Last month’s announcement that Keller Rinaudo’s start-up had developed the fastest delivery drone in the world didn’t make huge headlines in the United States and your usual-suspect tech countries. But it did in Rwanda. That’s because the East African country has been the focus of much of Rinaudo’s work in designing and testing drones he calls Zips, which quickly deliver urgent medical supplies to hospitals and clinics.
Since first launching a national drone delivery operation there in 2016, Rinaudo and his company, Zipline, have racked up some impressive statistics. Their Zips have flown nearly 200,000 miles to deliver 7,000 units of blood (as well as medicine and vaccines) over 4,000 flights, almost one-third of which have been in emergency life-saving situations. That’s been especially welcome in Rwanda, where unpaved roads, tropical rainstorms and hilly, high-altitude geography make conventional deliveries challenging. A Zipline delivery from the capital of Kigali to the remote Muhororo District Hospital takes 17 minutes, for instance, versus four hours by truck.
Last year, Rinaudo expanded Zipline to neighboring Tanzania, with a planned scale capable of making 2,000 deliveries a day to more than 1,000 health facilities. With the unveiling of the new drone — capable of flying at a top speed of nearly 80 miles per hour and a cruising speed of 62 miles per hour — he’s setting his sights even farther. “In East Africa, Zipline’s drones bring people the medicine they need, when they need it,” Rinaudo says. “We’ve taken everything Zipline has learned making thousands of life-critical deliveries and redesigned our entire system and operation from top to bottom. Our new aircraft and distribution center system will help us scale to meet the needs of countries around the world — including the United States.”
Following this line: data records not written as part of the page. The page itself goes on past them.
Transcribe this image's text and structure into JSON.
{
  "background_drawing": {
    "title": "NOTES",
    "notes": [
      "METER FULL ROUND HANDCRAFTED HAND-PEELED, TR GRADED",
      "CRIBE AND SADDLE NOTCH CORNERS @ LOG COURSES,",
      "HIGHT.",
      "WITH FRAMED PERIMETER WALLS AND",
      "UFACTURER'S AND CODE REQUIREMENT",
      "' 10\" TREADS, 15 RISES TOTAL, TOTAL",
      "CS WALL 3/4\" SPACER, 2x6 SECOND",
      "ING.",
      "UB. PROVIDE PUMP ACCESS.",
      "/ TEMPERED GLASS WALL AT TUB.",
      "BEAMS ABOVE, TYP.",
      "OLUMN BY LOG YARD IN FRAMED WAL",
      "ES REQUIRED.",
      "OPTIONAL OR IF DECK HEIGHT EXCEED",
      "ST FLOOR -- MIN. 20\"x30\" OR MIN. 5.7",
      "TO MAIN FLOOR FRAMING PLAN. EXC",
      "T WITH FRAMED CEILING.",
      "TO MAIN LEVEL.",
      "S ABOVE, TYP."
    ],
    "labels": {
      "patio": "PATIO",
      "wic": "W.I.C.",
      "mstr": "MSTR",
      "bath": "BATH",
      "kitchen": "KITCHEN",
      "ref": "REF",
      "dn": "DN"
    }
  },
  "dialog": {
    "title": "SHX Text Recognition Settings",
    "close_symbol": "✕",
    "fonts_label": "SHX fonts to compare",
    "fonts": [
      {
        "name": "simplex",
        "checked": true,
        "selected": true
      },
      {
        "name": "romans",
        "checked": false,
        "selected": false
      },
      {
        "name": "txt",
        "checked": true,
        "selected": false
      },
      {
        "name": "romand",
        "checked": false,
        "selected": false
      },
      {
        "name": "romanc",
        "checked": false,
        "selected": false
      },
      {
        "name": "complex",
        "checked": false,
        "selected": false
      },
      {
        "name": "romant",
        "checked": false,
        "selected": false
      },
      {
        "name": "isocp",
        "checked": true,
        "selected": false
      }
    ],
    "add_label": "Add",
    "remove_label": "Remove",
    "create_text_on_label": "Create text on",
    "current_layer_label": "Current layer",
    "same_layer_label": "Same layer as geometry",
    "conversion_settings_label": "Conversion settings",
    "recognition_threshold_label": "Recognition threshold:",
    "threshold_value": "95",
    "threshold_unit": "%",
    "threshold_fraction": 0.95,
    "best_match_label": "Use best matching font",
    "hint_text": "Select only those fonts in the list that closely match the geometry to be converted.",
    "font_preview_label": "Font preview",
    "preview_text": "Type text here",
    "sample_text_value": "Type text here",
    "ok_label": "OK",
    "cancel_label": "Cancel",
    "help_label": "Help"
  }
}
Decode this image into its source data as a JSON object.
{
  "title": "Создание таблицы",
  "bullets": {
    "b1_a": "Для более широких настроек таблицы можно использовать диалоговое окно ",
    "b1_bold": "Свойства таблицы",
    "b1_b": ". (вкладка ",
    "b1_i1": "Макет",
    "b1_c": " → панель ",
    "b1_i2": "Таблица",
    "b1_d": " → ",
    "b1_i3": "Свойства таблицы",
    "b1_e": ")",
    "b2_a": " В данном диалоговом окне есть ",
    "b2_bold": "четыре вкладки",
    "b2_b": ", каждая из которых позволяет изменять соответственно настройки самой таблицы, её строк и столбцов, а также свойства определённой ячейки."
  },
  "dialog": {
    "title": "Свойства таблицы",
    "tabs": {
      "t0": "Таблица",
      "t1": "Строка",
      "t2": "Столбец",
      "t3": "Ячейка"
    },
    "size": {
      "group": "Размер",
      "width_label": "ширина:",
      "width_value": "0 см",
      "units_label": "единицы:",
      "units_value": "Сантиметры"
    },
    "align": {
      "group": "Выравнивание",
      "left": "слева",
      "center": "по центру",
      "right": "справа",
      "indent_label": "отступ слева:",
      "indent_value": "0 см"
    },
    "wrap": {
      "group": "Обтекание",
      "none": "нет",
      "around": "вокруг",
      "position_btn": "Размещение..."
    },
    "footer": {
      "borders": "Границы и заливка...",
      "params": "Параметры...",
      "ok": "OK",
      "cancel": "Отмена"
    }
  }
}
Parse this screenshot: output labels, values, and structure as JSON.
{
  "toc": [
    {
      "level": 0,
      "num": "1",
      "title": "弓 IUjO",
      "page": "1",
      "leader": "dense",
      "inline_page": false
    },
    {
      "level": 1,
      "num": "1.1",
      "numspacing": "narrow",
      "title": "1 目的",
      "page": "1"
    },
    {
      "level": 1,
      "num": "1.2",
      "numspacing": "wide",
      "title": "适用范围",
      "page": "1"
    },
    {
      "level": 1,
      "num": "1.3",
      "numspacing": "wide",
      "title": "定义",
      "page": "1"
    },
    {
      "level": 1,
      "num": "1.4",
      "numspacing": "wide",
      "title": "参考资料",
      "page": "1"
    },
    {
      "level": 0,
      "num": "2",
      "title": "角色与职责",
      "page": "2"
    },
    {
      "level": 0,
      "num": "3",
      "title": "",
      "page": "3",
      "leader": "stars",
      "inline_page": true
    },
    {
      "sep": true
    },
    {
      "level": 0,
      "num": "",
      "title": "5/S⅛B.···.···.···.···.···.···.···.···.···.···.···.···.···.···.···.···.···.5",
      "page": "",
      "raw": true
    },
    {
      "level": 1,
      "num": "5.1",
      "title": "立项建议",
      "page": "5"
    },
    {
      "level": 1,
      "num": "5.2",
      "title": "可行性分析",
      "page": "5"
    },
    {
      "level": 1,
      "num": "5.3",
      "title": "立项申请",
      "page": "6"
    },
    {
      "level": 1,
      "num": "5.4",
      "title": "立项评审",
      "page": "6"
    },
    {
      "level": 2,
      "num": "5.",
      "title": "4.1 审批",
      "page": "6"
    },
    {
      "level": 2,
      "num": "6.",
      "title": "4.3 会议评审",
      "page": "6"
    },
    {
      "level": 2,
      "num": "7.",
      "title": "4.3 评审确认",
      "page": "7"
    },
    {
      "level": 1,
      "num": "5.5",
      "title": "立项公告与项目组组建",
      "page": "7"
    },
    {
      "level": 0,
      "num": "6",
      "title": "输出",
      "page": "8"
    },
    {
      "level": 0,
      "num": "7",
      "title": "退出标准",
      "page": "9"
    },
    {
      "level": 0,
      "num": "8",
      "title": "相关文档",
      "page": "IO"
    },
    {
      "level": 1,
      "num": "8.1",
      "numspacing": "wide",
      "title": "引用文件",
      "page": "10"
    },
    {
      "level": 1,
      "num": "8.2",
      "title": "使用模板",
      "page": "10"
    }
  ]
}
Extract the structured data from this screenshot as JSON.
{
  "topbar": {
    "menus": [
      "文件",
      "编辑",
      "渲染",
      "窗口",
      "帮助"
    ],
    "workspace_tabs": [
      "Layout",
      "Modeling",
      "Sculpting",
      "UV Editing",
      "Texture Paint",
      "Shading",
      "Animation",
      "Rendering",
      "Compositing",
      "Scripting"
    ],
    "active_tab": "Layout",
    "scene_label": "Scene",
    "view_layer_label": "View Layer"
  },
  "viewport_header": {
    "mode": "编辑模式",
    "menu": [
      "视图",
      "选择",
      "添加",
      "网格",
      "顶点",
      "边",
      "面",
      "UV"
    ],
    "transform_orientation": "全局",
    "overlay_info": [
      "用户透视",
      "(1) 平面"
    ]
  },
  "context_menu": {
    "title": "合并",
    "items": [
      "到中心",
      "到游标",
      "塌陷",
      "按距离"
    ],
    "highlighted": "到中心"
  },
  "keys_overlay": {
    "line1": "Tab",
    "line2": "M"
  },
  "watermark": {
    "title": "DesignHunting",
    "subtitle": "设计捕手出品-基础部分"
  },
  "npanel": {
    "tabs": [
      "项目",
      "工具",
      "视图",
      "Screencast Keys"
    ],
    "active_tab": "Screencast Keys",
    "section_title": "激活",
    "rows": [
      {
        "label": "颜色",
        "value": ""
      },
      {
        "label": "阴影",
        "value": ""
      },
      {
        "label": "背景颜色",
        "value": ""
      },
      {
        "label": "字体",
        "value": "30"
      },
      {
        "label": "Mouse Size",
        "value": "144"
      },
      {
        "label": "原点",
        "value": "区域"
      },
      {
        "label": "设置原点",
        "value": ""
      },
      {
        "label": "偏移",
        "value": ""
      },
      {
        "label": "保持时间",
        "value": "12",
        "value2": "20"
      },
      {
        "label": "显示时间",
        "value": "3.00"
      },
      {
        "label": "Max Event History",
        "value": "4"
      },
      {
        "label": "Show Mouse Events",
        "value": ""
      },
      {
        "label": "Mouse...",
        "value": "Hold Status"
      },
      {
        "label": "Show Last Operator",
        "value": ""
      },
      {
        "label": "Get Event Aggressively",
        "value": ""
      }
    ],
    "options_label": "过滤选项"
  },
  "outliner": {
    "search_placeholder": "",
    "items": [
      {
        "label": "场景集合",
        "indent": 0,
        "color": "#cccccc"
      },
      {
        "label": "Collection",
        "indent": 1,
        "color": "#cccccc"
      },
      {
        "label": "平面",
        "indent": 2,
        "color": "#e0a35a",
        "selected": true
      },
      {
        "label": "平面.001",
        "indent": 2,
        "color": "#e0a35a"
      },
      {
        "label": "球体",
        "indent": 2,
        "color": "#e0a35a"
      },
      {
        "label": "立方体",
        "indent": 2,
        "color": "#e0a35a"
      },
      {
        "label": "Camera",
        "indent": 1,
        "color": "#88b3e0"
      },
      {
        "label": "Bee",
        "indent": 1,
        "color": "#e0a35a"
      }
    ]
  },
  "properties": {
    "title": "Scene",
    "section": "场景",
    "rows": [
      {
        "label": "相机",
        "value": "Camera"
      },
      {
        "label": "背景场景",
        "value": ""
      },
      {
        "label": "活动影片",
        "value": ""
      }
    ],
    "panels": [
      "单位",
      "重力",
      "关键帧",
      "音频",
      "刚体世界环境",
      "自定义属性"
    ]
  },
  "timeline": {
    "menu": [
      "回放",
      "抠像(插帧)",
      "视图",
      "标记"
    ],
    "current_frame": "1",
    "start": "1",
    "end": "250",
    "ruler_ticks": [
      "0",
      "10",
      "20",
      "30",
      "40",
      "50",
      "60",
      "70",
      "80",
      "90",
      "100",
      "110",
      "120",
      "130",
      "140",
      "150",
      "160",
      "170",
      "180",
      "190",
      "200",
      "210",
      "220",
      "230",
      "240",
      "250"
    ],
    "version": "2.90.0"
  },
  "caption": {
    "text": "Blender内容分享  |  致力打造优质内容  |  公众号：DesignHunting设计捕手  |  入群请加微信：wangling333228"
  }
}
PHOTO ABOVE: Keller Rinaudo, co-founder and CEO, and Keenan Wyrobek, co-founder and head of Product & Engineering, Zipline
PHOTO: Boris Zharkov